**What to do:**
Work out how many lines in the data below contain "language", and state that count with nothing added.

**Data for the task:**

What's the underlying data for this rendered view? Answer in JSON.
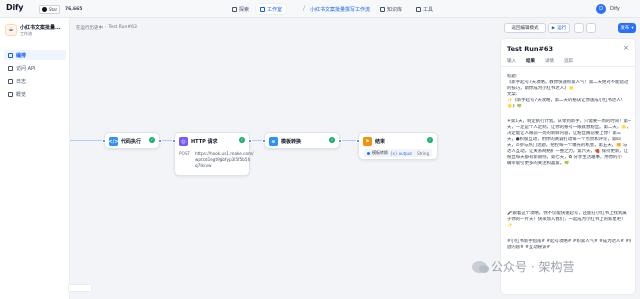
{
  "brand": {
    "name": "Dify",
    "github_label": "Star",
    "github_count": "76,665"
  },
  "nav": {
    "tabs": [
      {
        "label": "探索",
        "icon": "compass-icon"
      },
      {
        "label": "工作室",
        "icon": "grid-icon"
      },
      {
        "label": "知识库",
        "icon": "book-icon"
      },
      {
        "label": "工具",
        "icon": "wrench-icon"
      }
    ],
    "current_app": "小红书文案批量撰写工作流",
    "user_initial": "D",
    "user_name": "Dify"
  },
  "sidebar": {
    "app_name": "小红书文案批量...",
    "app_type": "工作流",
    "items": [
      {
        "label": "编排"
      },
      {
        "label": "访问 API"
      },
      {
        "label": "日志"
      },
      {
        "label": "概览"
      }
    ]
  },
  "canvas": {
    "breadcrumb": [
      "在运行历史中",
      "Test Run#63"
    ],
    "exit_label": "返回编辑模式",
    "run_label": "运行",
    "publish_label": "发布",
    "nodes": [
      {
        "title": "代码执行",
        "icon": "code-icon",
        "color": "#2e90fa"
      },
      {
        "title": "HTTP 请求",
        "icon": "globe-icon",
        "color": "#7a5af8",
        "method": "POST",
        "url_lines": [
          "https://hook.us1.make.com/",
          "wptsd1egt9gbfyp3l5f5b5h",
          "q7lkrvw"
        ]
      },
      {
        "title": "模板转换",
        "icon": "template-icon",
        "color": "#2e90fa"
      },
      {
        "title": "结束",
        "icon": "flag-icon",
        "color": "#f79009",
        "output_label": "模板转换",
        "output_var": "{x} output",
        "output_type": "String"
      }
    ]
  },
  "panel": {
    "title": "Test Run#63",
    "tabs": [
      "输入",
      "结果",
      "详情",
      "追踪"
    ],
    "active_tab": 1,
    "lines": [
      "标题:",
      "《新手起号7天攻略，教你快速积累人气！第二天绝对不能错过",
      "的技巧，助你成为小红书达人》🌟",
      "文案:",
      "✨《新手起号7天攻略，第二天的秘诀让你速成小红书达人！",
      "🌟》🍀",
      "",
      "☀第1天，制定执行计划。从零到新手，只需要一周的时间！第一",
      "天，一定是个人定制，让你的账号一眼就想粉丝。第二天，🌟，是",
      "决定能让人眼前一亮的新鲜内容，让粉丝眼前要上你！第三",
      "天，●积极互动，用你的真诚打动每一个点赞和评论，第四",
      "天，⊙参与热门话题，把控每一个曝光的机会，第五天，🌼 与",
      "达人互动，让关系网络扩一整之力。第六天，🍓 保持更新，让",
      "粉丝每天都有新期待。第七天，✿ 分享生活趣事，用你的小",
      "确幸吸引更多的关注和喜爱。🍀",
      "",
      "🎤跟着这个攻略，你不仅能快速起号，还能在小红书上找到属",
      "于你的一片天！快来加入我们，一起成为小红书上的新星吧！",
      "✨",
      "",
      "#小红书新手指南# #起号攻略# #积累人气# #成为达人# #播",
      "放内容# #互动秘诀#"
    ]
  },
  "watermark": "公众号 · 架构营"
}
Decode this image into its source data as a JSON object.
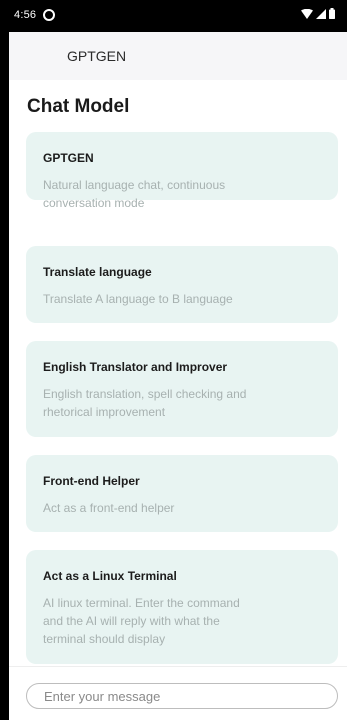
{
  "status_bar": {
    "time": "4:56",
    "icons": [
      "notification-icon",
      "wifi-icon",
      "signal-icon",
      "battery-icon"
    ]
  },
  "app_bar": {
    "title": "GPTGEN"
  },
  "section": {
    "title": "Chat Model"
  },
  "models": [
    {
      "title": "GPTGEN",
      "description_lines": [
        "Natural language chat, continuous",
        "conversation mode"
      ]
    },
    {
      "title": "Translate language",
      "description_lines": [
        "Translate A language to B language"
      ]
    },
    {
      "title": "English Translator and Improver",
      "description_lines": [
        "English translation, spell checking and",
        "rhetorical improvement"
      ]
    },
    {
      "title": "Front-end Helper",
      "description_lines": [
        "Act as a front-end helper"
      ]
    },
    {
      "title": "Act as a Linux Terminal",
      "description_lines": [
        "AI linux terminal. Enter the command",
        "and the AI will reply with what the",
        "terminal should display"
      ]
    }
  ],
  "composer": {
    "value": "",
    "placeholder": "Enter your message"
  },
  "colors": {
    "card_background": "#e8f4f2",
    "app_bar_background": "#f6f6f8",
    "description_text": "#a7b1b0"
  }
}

**Result for this exercise:**
3